Wendell Berry, The Unsettling of America: Culture and Agriculture

I've been reading this book by Wendell Berry, sometimes he can get kinda wordy, but the section where he starts talking about specialists really caught my attention.

Sometimes I am self-conscience because I feel I try to do too many different things. Perhaps I'm not specialist enough. I think maybe if I tried to focus on one thing it would be truly good.

Berry reminds me that "the problem with the specialists system is that it produces specialists". I quickly realized we have plenty of specialists.

I can't imagine doing only one thing. Or go to a job where at the end of the day I'm trying to accomplish only one goal i.e.-sales, production, ? clients, customers.... you get the point?

Our entire education system has subscribed to the specialist system and I believe it is brainwashing our students into thinking that when they grow up, in order to be successful, need to become some sort of specialist.

Berry goes onto say that a specialists can't even entertain themselves, they have to hire (at a hefty price) a specialist for that!

This is a new painting influenced by the book.



I was looking through an old portfolio today and this storage jar caught my attention.

I realized I made it almost 3 years ago and I can't remember what I drew on the other side, all I got to remember it by is the upright gorilla, which for one reason or another I deemed the front. I sold it not long after this photo was taken, so I didn't get very long to live with it.

I like the proportions of this pot: the skinny foot, the inflated belly, the quiet lid and knob. The black engobe stripes and the flashing from the soda vapors came out pretty muted, but to me somehow everything works.

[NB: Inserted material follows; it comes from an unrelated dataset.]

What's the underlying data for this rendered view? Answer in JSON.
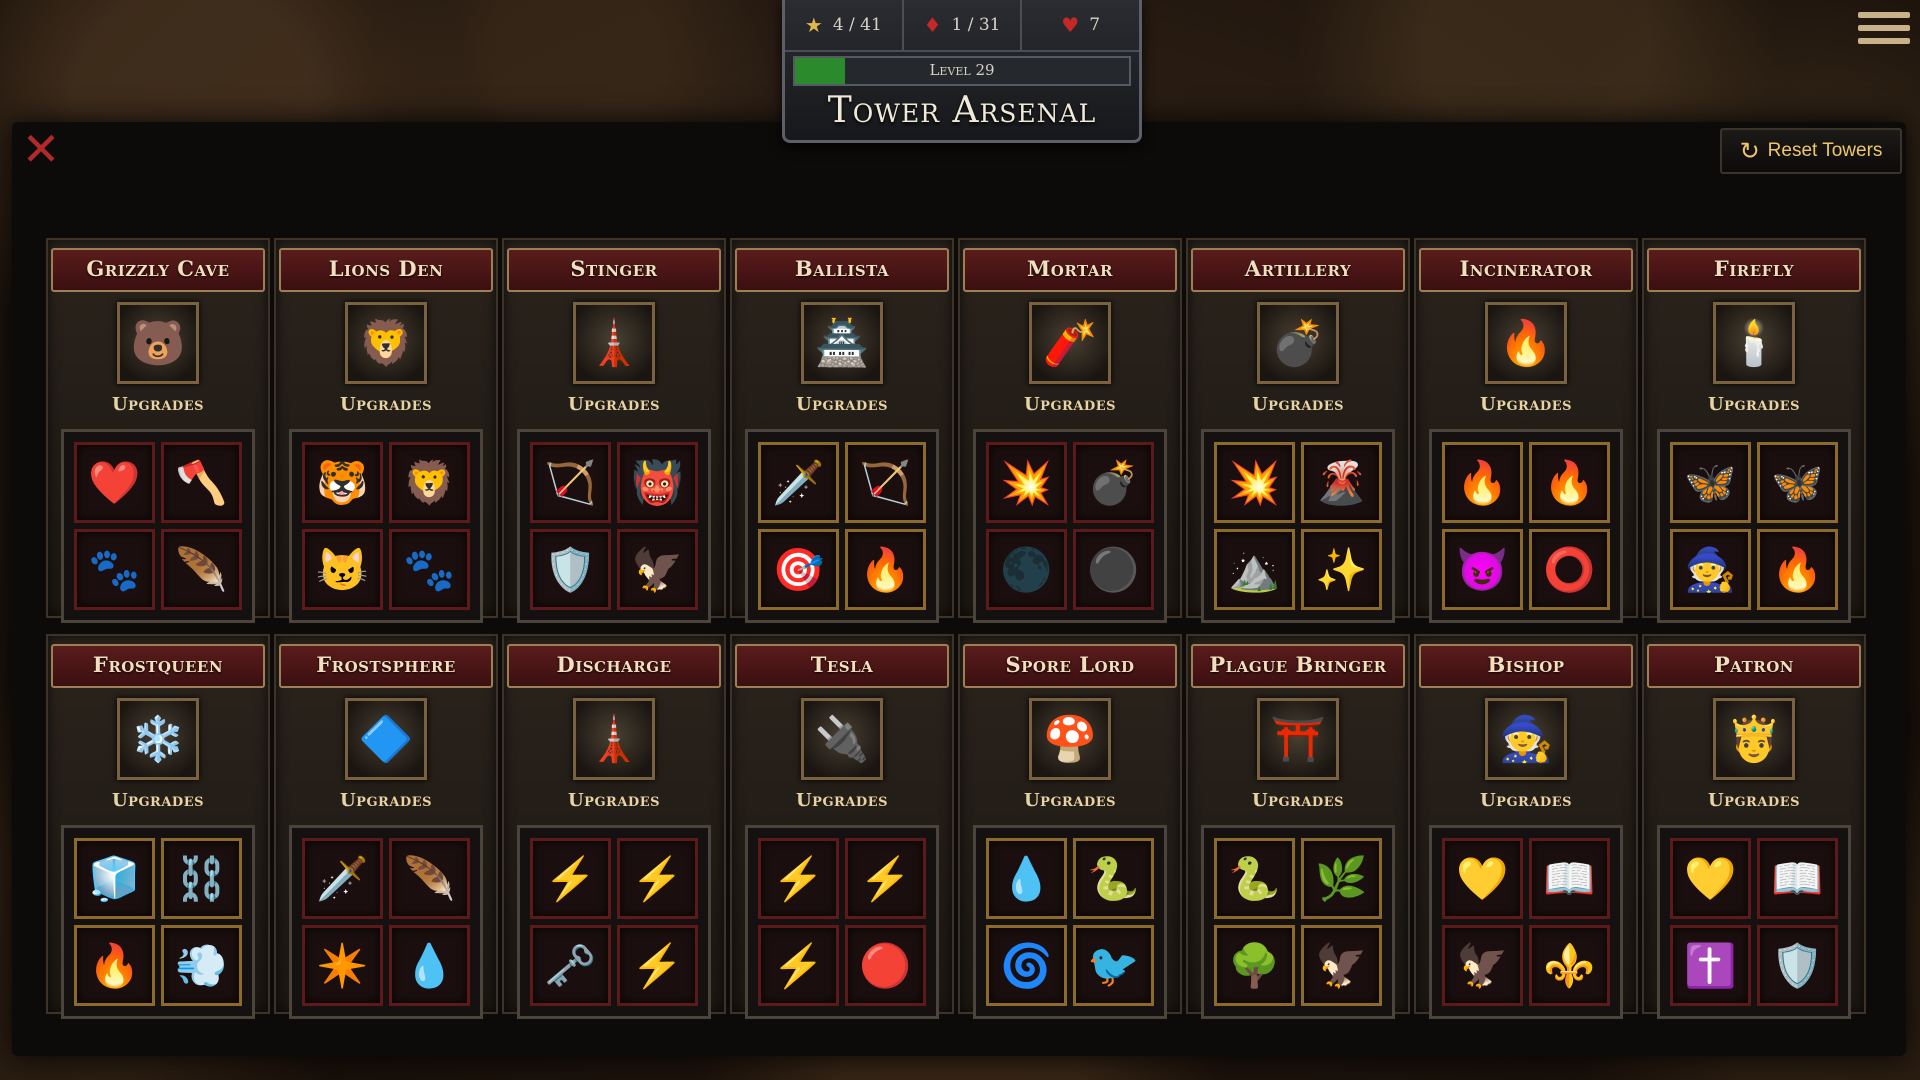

I think it is good to revisit work you have done to reflect. It helps as you go forward.


Where is your food protein grown?

I should make a disclaimer that this photograph has not been manipulated in any way. Above are two 1 1/4" thick cut T-bones and below are the complimentary 3/4" center cut pork chops. Lightly seasoned with salt and pepper. The quality and texture of this meat is the best I have ever eaten.

Do you know where your food protein comes from? Did you know that 54% of the worlds pork is grown in China? and 20% of the worlds beef is grown in Brazil?

How many miles does your food have on it from field to fork? Have you ever imagined dipping your food in a 5 gallon bucket of diesel before you eat it?

I challenge you to try and figure out where your food was grown... you may be surprised to find it was grown where a thick jungle once was deep in South America, or maybe Korea, Mexico, or Argentina. Or maybe a combination of several countries! Then try and figure out if it has traveled more than you have this year.

If you go to the Dallas Farmer's Market this saturday and come to Shed #1 you can buy some food protein that was grown in Sulphur Bluff, Texas, USA.



Round hay bales are rolled up in late springtime like dry grass cinnamon rolls. That is, 1200# grass flavored cinnamon rolls.

To feed out I unroll the hay for the cattle during the winter season.

There are several advantages to unrolling hay vs. putting it in a hay ring or barn feeding, etc.

It is good because you can run any class or size of animal all together. This way the bigger bully animals won't hog all the feedstuff.

One hay bale stretches out to about the length of a football field.

There is very little waste.

I can monitor exactly how much hay I am feeding.

I unroll in different sections of the paddock every day and it acts as a secondary fertility program for the soil.

It reduces pugging (see summertime pug wash).

The animals line up and I can do a thorough daily inspection of body condition/health/pregnancy development.